Gabrielle Zevin has written a hilarious description of babies in her delightful novel, The Storied Life of A.J. Fikery.
A.J. , an unrepentant curmudgeon, is literally saved after he adopts a toddler left abandoned in his bookstore. His first description of babies is unusual but comically apt. Baby Maya is a “terrorist” who makes insane demands and she is completely self-centered making her a terrible conversationalist. She is worse than an untrained puppy. Even more objectionable, she has terrible taste in literature, insisting that he read the same board book over and over. Although he complains loudly, A.J. is hooked by Maya’s first smile and declaration of love. His description seems outrageous but every parent will smile and secretly admit that every word is true.
Babies are loveable tyrants.
We used to joke and tell our infants, ” It is good that you are cute!” because they usurped every other activity, demanding and needing immediate attention. They do save us from our own narcissism, though, forcing us to grow up and mature.

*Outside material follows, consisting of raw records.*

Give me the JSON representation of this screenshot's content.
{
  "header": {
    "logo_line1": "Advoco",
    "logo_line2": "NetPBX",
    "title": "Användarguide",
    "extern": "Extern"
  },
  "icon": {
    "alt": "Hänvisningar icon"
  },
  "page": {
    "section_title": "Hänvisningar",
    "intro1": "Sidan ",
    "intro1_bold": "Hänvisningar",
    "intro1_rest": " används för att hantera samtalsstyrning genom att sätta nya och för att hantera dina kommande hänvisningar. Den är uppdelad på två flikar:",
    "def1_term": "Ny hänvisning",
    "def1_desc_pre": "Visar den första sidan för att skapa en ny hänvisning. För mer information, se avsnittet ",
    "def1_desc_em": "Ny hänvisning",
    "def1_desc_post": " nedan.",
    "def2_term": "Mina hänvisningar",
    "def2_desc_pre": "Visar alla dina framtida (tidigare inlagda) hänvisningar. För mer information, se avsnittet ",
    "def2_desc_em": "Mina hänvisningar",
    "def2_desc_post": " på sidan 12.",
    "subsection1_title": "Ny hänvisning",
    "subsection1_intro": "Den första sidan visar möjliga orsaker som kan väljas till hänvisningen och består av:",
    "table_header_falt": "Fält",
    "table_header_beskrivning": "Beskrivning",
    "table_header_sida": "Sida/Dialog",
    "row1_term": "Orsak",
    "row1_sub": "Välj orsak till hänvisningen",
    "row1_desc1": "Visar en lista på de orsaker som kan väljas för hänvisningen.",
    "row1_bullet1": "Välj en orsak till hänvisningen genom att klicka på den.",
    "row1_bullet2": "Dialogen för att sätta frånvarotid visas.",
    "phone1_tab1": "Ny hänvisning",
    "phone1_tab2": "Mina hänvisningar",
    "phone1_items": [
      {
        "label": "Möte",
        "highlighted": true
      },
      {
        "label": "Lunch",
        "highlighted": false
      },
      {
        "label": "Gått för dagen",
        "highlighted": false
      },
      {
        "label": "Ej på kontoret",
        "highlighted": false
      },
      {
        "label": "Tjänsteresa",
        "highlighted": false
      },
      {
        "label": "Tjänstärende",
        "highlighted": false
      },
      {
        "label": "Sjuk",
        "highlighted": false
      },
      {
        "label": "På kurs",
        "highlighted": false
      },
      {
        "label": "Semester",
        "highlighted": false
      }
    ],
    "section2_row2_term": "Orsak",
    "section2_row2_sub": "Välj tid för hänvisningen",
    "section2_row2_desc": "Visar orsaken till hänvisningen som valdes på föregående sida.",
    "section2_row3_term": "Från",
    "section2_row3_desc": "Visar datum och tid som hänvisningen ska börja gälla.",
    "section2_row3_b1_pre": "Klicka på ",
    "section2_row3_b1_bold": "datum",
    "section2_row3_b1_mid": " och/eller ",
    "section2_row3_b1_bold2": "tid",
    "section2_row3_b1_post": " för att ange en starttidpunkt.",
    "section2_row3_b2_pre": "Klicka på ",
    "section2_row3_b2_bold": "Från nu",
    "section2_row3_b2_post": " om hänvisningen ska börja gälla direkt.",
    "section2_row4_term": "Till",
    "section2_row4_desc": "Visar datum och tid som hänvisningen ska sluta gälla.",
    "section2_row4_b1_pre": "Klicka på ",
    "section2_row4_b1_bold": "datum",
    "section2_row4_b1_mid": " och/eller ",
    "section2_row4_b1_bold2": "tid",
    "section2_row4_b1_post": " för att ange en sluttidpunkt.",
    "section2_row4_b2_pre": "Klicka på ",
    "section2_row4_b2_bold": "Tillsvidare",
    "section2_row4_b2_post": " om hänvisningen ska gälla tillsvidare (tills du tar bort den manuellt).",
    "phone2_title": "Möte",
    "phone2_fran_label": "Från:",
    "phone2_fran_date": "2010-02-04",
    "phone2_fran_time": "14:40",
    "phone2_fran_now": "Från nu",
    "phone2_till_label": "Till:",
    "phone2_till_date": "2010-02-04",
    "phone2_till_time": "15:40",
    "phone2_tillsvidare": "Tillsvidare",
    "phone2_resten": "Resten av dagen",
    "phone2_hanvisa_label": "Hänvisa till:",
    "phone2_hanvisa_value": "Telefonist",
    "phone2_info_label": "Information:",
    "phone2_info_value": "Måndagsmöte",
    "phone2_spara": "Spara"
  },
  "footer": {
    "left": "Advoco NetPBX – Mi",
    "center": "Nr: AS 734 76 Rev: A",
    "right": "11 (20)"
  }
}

From the moment a baby locks eyes with a parent and grips their finger, they forge a bond of steel that unleashes a tidal wave of protective love that surprises a new parent. These preverbal little people express their needs with heart-rending screeches of pain, hunger and frustration that can unnerve the most independent adult, forcing us to dig deep to discover hidden resources of strength and patience that we did not even know existed. When those resources have depleted, they nudge us to reach out to others and to God for help. I know my babies saved me from myself, just like Maya saved A.J. Fikery.